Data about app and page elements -
• • • •

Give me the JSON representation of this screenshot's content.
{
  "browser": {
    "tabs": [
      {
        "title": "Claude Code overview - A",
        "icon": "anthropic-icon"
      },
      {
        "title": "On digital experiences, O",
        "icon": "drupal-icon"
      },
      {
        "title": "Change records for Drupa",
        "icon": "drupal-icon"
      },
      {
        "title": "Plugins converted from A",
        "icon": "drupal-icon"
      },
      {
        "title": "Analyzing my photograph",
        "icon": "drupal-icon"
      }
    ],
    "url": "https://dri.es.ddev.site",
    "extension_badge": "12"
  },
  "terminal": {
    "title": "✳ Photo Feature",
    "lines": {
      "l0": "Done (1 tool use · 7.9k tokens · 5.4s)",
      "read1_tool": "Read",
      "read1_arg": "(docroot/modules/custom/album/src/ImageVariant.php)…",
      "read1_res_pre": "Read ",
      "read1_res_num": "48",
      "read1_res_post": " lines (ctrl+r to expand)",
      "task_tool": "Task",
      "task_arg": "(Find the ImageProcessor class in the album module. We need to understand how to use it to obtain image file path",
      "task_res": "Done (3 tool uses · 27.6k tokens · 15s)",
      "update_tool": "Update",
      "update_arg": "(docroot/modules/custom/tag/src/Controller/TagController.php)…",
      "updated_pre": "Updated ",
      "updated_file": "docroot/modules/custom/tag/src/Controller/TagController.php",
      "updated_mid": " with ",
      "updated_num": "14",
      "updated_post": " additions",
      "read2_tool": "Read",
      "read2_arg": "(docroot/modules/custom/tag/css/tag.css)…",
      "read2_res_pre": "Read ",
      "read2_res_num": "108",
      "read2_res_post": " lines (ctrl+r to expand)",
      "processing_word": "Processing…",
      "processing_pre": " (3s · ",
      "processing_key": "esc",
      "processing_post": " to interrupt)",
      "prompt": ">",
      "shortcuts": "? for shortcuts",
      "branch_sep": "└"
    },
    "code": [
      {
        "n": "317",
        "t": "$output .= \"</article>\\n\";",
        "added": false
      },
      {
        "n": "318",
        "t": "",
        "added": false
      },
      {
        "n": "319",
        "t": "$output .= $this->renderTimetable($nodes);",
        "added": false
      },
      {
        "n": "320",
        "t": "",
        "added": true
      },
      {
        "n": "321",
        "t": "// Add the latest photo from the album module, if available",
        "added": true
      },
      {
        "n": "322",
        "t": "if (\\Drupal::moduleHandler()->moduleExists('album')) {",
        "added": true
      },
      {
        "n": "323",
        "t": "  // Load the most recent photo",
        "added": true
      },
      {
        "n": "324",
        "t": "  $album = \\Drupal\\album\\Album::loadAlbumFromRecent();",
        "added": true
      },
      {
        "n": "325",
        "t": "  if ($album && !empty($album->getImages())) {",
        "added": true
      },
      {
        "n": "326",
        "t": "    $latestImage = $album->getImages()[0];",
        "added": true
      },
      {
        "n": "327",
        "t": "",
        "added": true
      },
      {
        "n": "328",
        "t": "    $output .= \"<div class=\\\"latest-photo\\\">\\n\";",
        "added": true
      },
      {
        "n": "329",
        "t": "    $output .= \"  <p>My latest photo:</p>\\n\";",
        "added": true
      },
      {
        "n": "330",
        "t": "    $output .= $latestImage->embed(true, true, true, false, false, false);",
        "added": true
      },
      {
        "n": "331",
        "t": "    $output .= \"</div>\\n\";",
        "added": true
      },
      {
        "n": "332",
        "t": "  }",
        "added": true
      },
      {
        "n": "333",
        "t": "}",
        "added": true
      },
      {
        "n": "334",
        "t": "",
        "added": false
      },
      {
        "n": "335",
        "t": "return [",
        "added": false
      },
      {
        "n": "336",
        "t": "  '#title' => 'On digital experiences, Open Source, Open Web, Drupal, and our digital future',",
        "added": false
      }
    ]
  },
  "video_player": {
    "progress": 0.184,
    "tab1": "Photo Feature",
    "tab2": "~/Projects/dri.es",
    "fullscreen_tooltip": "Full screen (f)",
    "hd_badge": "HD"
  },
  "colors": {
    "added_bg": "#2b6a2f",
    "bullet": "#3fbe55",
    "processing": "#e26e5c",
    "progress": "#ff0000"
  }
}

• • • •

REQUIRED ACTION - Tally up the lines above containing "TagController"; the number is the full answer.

ANSWER SECTION - 2